But for the fact that some conservative and market-oriented stakeholders do not want to hear about cost/price support, I would have suggested that in furtherance of macroeconomic stability, the government should sell crude oil to the local refineries (public and private) at prices that are lower than the international prices, that is, at a price that is based on actual cost of production of crude per barrel plus an acceptable mark-up or profit margin. This should further make the prices of locally refined petroleum products to be further affordable, mostly in support of real sector production and pricing. But one argument that had been canvassed against relatively cheap petroleum products in the country is smuggling of the products across the nation’s borders. The issue of smuggling can be addressed in two ways: first, is effective policing of the nation’s borders; the question that comes to mind is why can the security agencies including the Customs personnel not secure the nation’s borders against smuggling if there is the will? The second strategy is official export of refined products to the neighbouring countries by Nigeria. Some of the refineries that will spring up can be targeted as export refineries to supply neighbouring ECOWAS countries, among others.

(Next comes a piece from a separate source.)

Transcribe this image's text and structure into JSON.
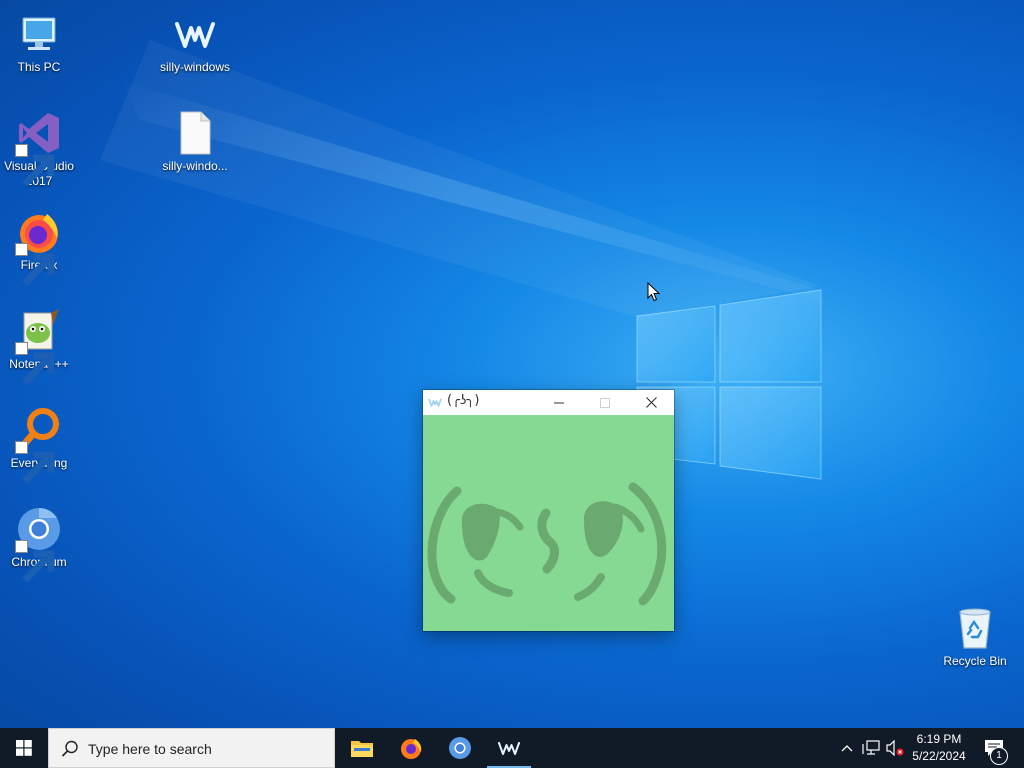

Overall, the quest by the government to do away with the current regime of petrol subsidy, though understandable, needs to be handled cautiously. It requires an appropriate framework as discussed above and political economy considerations. Deregulating on the basis of imported petrol will have serious negative implications for the fragile macro-economy. The plan to ameliorate the impact of subsidy removal with palliatives – conditional transfers to the poorest – is transient, unsustainable and perhaps not cost-effective. In the past, people did not trust the government to use the nation’s resources prudently. And so, when the government talked about using the money to be freed from removing subsidy for development or social purposes, it attracted a contemptuous response from the citizens. The Muhammadu Buhari government has tended to be different. But there is still a lot of scepticism in the air in relation to the current plans.
- Mike Idi Obadan is a Professor of Economics and Chairman, Goldmark Education Academy, Benin City. He is also the former Director-General, National Centre for Economic management and Administration, Ibadan, Nigeria. E-mail: email@example.com